June 1, 2010

Day 3: Temple of Heaven, Beijing

“Tian Tan Park, East Gate. Just remember that name and I’ll meet you by the ticket booth at 9:30.” These were the instructions that Devananda gave to me as we Skype the night before. This morning, I told it to the bellman and he explained the instructions in Chinese to the taxi driver.  And that’s how I get around, sort of like the game “Telephone”, and it usually works.

I get to the park early to settle in to enjoy the throngs of tourist, who arrive in two, threes, and tens. The big groups arrive in formation, usually led by ambitious women with sunglasses and large umbrellas.  It’s getting hotter, and I am becoming breathless waiting. It’s easy for me to loose patience in the stifling heat. When from amongst the crowd I see a familiar smiling face wrapped in a big red bandana. It’s Devanada, radiating such joy and delight that I forget about being anxious. He leads me into the park, where I immediately buy a straw hat and join in with the other missed-matched tourists. Devananda waves me over to a crowd of couple’s ballroom dancing.

Joy of Dance, Tian Tan Park, Beijing

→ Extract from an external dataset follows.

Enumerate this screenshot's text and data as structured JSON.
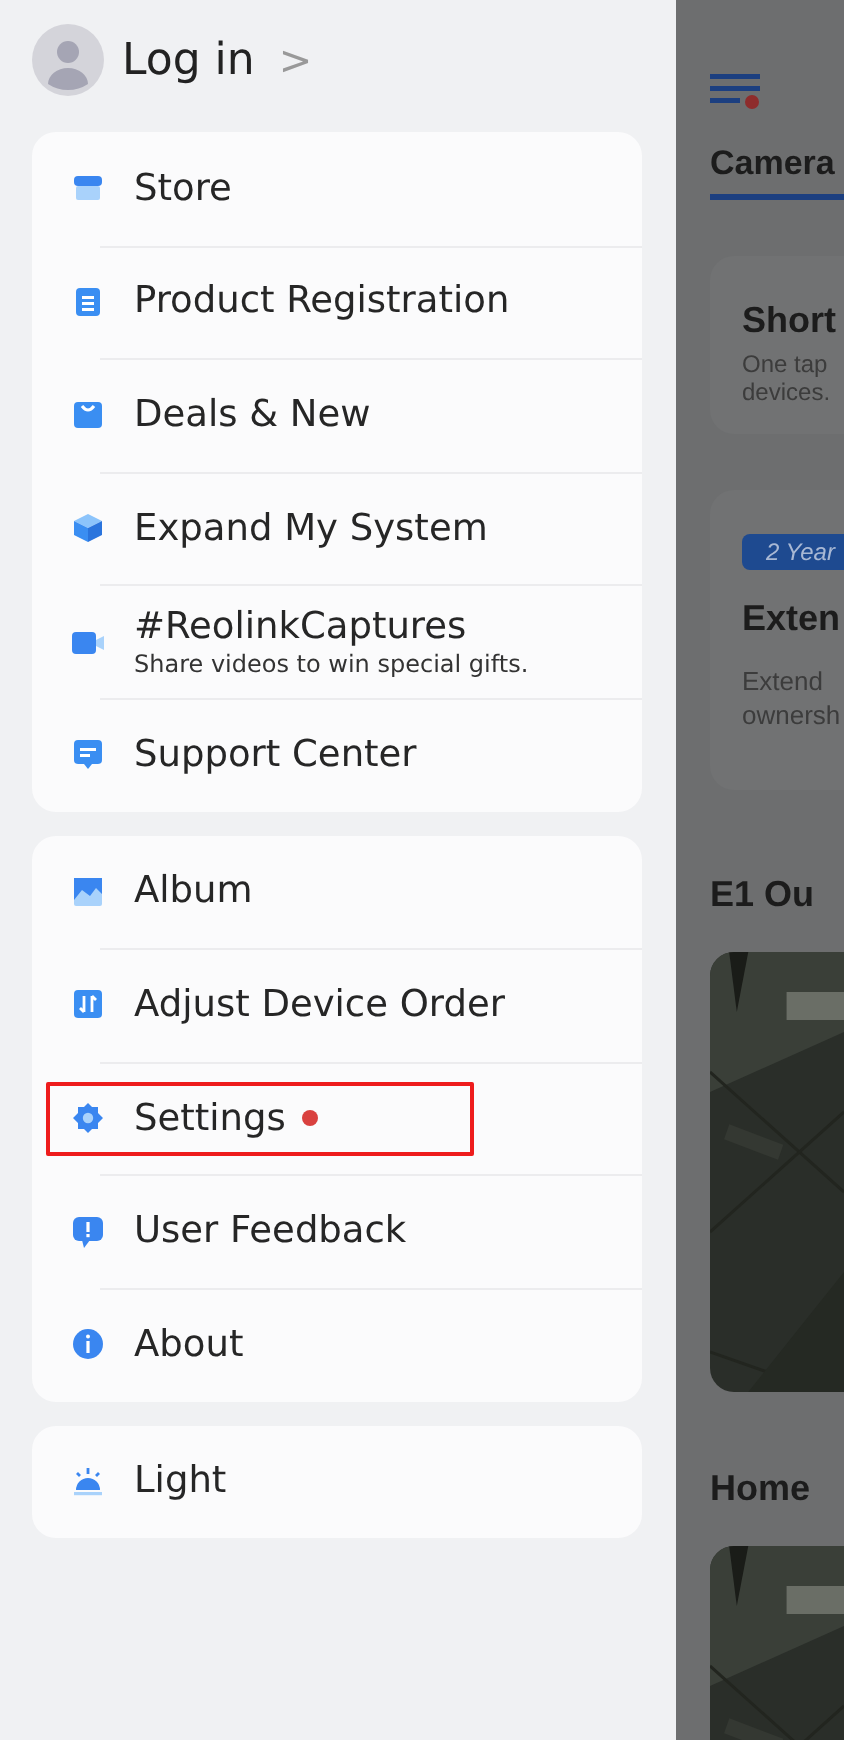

 A few groups over and 50 -75 people are line dancing while others watch. Drifting up the stairs to the colonnade, we follow the sounds of windpipes, then move on pass the classical opera singers and the cello players. Where’s the Frisbee throwers, the dogs, the runners? I thought this was supposed to be a Park! I am moved by the Chinese people’s great sense of happiness from these simple pleasures. As I ascend the marble steps to the Temple of Heaven, I am reminded of Jerusalem. The Temple mount’s vast expanse feels the same, the layout similar.

Tian Tan, Beijing

Temple of Heaven Fire Grates, Beijing

We pause, glimpse inside and take photos in the Temple’s arches. We move to the grounds below, where amongst the sparse Aspen trees, we find the place to do Tai Chi. Here is Devananda second home. He’s been practicing in the park for years, with his special master. Soon, others watch as Devanada shows the locals how a specific exercise is preformed. He explains in Chinese the reasoning behind the action. Suddenly, the crowd breaks into applause impressed by Devananda’s power and fluid graceful movements.

Devanada Tai Chi, Tian Tan Park, Beijing

Unfortunately, I have to leave the peace and tranquility to attend the panel discussion with the Beijing Cultural and Historical Preservation society. It’s about to begin shortly.

Then I plan to join up with Ira and May for some classic Peking duck. Its only Day 3 and I am already falling in love with this country and the people.

Peking Duck Surgery,  Xiheyaju  Restaurant, Beijing

Tomorrow is Day 4 and I move to my new hotel Lu Song Yuan and then off to the Summer Palace.

Mt. Ararat

Marla Mossman

My photo
One woman traveling alone, in search of her religious and cultural heritage.